• **WHAT THE TASK REQUIRES**
Look through the material for lines with the word "JSON", and copy each one.
Top of RECORDS PROVIDED
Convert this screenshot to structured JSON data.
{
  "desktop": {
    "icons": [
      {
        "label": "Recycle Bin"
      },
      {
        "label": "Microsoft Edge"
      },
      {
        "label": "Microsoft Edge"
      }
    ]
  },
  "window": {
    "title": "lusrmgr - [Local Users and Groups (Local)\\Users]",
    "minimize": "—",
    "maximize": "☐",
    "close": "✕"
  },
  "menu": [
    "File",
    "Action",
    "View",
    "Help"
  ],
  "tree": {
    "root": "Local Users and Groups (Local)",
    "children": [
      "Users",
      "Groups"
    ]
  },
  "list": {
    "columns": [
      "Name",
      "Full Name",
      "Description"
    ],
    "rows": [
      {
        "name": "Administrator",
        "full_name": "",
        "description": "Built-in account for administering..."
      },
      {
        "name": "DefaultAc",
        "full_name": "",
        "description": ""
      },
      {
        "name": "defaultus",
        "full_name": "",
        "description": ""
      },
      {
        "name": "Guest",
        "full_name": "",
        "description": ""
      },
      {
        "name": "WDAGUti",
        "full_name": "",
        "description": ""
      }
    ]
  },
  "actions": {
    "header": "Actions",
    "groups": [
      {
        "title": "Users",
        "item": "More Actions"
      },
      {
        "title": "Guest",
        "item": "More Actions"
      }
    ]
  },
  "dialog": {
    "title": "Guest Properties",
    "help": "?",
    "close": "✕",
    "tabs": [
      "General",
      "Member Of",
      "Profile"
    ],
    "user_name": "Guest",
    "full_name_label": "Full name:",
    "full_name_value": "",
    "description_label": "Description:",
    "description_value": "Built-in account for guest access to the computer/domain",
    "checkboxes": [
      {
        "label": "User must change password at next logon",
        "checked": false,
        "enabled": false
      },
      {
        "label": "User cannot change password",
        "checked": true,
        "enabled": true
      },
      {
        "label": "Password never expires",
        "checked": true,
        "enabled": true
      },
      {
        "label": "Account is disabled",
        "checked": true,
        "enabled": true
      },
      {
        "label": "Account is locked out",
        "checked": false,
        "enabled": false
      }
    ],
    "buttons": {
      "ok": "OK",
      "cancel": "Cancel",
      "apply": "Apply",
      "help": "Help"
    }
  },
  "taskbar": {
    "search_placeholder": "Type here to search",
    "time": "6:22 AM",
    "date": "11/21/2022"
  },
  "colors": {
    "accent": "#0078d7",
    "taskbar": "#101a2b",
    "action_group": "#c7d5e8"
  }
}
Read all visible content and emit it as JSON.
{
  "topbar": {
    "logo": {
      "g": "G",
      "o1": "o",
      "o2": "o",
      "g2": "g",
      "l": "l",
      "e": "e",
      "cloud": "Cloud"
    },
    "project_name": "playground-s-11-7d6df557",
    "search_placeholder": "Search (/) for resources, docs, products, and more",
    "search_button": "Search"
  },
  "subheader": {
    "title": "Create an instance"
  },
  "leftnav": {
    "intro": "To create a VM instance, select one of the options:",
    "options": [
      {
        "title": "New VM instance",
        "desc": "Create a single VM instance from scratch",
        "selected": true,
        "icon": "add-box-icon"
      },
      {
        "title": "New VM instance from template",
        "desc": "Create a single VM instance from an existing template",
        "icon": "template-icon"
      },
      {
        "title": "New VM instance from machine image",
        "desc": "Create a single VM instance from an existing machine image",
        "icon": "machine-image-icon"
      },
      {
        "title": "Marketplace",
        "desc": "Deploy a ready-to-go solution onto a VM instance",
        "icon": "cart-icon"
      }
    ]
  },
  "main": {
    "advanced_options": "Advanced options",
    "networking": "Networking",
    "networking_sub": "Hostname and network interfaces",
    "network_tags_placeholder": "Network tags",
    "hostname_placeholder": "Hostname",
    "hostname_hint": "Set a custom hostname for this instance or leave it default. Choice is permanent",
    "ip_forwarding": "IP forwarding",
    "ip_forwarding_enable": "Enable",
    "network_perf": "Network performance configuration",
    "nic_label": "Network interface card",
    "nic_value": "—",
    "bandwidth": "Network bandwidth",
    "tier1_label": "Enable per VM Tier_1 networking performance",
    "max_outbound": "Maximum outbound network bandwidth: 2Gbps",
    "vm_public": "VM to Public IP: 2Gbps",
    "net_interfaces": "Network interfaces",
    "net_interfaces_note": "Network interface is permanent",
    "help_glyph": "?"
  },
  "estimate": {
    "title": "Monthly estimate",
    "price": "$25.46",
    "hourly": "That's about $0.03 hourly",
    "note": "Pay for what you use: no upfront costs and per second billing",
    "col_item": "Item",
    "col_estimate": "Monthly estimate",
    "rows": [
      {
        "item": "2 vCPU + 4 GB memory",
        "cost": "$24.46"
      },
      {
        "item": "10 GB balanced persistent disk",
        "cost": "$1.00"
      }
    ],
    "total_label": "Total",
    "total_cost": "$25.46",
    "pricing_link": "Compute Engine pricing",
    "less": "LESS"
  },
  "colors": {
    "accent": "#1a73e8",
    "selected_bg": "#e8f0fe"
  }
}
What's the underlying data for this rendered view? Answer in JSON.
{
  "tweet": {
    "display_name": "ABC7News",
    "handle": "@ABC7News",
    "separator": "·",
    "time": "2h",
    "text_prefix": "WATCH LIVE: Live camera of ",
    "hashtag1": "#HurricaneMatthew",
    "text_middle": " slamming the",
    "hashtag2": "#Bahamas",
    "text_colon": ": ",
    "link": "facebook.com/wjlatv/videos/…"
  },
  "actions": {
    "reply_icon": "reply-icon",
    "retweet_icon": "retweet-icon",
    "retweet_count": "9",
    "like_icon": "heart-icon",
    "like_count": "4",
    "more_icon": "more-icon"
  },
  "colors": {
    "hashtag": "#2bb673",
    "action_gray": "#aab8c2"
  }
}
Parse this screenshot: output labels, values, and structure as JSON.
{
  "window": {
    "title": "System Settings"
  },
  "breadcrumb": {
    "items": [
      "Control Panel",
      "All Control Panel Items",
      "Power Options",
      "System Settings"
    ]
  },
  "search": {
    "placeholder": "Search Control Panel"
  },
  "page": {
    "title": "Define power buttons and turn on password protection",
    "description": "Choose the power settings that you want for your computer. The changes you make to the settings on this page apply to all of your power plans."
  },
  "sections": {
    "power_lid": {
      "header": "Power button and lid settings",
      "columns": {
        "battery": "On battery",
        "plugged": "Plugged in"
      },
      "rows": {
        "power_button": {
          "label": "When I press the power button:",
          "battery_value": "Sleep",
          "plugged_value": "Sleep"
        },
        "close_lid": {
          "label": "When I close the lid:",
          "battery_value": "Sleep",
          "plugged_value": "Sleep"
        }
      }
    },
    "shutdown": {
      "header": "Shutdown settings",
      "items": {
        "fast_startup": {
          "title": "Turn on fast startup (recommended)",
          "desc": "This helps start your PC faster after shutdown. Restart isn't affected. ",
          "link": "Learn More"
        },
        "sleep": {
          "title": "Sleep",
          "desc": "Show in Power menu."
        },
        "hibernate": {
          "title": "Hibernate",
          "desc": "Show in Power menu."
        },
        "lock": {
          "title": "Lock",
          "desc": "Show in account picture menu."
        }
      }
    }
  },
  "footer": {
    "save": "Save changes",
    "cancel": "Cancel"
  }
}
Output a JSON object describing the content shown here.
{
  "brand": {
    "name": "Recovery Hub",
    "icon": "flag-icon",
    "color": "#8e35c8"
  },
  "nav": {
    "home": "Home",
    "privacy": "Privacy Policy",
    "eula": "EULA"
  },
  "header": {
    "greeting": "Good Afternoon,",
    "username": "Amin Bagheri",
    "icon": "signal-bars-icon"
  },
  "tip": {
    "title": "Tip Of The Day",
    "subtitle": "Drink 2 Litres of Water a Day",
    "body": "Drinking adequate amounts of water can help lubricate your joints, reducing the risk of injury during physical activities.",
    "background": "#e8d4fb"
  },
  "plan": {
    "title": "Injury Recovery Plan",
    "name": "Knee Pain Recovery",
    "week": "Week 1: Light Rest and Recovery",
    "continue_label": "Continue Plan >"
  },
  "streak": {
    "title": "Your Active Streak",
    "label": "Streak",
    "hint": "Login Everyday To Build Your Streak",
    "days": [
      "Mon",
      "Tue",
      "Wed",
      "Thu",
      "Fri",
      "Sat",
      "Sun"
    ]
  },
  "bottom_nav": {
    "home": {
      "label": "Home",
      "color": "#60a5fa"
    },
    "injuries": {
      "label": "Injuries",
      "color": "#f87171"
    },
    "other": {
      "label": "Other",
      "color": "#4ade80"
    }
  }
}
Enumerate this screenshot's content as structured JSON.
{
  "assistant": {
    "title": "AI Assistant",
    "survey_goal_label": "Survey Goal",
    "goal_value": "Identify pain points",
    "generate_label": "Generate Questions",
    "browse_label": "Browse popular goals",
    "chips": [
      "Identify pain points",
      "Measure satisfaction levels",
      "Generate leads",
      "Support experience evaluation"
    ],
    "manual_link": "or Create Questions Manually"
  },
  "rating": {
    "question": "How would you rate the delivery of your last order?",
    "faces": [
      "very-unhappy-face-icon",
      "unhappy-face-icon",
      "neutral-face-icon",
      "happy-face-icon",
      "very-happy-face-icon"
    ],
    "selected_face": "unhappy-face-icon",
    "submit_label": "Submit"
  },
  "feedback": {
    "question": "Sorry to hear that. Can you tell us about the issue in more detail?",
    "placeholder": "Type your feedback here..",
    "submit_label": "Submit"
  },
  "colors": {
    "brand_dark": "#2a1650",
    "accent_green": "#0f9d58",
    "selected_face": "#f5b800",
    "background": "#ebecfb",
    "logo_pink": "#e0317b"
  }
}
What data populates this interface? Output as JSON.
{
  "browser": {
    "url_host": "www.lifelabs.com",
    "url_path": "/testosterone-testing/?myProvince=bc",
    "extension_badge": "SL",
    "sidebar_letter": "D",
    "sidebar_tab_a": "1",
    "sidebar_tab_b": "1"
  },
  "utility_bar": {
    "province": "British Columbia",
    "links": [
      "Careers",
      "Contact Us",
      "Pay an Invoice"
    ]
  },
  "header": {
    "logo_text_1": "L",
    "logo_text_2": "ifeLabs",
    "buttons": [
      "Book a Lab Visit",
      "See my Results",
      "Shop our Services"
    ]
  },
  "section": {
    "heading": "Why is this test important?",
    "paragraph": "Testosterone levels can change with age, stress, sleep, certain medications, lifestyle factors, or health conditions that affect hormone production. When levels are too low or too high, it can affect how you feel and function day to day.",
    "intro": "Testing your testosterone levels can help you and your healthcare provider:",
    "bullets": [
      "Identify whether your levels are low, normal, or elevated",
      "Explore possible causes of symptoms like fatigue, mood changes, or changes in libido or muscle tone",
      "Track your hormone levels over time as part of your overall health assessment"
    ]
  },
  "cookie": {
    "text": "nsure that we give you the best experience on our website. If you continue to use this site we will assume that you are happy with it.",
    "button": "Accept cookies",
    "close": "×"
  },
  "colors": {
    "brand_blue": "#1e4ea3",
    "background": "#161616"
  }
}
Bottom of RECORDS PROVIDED
• **WRITTEN SOLUTION**
Convert this screenshot to structured JSON data.
Read all visible content and emit it as JSON.
What's the underlying data for this rendered view? Answer in JSON.
Parse this screenshot: output labels, values, and structure as JSON.
Output a JSON object describing the content shown here.
Enumerate this screenshot's content as structured JSON.
What data populates this interface? Output as JSON.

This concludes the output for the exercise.